So what’s the idea?

‘VanGoYourself’ (working title) offers venues an opportunity to directly engage visitors with their paintings in playful ways.

Van Go Yourself logo

This responsive website, which is currently being developed, is aimed at museum and gallery visitors who are tired of just looking at paintings, and like the idea of getting inside them instead. Its inherent sociability, playfulness and photographic output also support the behaviour of a group of friends out for an evening together.

Via the website, people choose from a selection of paintings and pick one that they would like to recreate as a photograph with their friends.

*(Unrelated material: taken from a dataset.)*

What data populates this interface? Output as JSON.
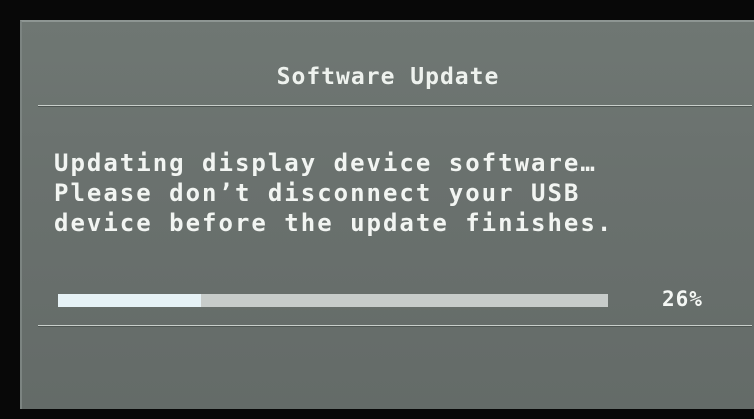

They then upload and share their photograph, twinned with the original painting, for others to enjoy.

They can decide how ambitious they feel, then choose to recreate an easy, medium or hard painting from a selection of classics (including paintings from your collection).

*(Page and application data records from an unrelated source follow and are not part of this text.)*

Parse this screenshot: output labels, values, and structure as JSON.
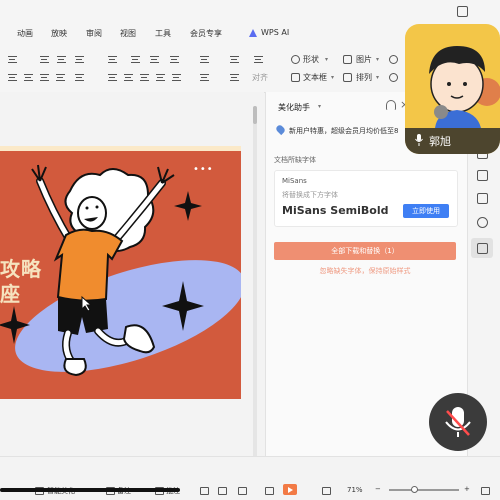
{
  "menu": {
    "items": [
      "动画",
      "放映",
      "审阅",
      "视图",
      "工具",
      "会员专享"
    ],
    "wps_ai": "WPS AI"
  },
  "toolbar": {
    "shape": "形状",
    "picture": "图片",
    "textbox": "文本框",
    "arrange": "排列",
    "align": "对齐"
  },
  "slide": {
    "title_line1": "攻略",
    "title_line2": "座",
    "more": "•••"
  },
  "panel": {
    "title": "美化助手",
    "promo": "新用户特惠，超级会员月均价低至8",
    "section_label": "文档所缺字体",
    "font_card": {
      "name": "MiSans",
      "subtitle": "将替换成下方字体",
      "sample": "MiSans SemiBold",
      "use_button": "立即使用"
    },
    "download_button": "全部下载和替换（1）",
    "skip_text": "忽略缺失字体，保持原始样式"
  },
  "statusbar": {
    "smart_beautify": "智能美化",
    "notes": "备注",
    "comments": "批注",
    "zoom": "71%"
  },
  "video": {
    "name": "郭旭"
  },
  "colors": {
    "slide_bg": "#d25a3d",
    "slide_text": "#f6e3bf",
    "primary_blue": "#3f7ff4",
    "download_orange": "#ef8f72",
    "video_bg": "#f3c648"
  }
}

The service will be free and simple to use, and will link up to existing digital channels that users already engage with such as Facebook, Twitter, Pinterest, Tumblr and Instagram.

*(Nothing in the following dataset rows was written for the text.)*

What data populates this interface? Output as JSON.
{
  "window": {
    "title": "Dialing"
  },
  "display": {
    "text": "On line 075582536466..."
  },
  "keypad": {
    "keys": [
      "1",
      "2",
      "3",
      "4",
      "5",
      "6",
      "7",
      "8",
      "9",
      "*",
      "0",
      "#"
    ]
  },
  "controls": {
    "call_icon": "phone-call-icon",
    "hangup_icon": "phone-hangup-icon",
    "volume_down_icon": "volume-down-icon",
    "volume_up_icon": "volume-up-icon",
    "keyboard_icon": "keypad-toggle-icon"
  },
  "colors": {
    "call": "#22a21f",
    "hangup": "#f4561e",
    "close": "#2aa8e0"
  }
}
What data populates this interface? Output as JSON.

How ‘VanGoYourself’ can be part of your Museums at Night event

Do you have one or more paintings featuring people (one person to larger groups is fine) that would be suitable for visitors to recreate – perhaps featuring a famous historical figure or a dramatic scene?

A group of people posed as if in a copy of a painting

A VanGoYourself recreation of Rembrandt’s Night Watch. Night Watch recreated by Kennisland and licensed under CC BY 2.0

You will need to choose paintings that are already digitised, and are outside of any copyright restrictions, so that they can be added to the ‘VanGoYourself’ responsive website and shared widely.

Is there space in your museum or gallery to set up a “recreation station”? This could involve a rack or box of costume pieces and props such as hats, plastic swords, capes or toys similar to those that appear in the artwork.

Ideally, groups of people who come through the gallery should be able to look at the original painting to copy their poses, while their photograph is taken.

It will also help if your venue offers wifi to visitors!

Interested?

‘VanGoYourself ’ is currently being developed by Culture24 as part of Europeana Creative, and will be ready in time for Museums at Night in May.

For more information, and to discuss how this opportunity might work in your venue, please contact Nick Stockman on 01273 623278.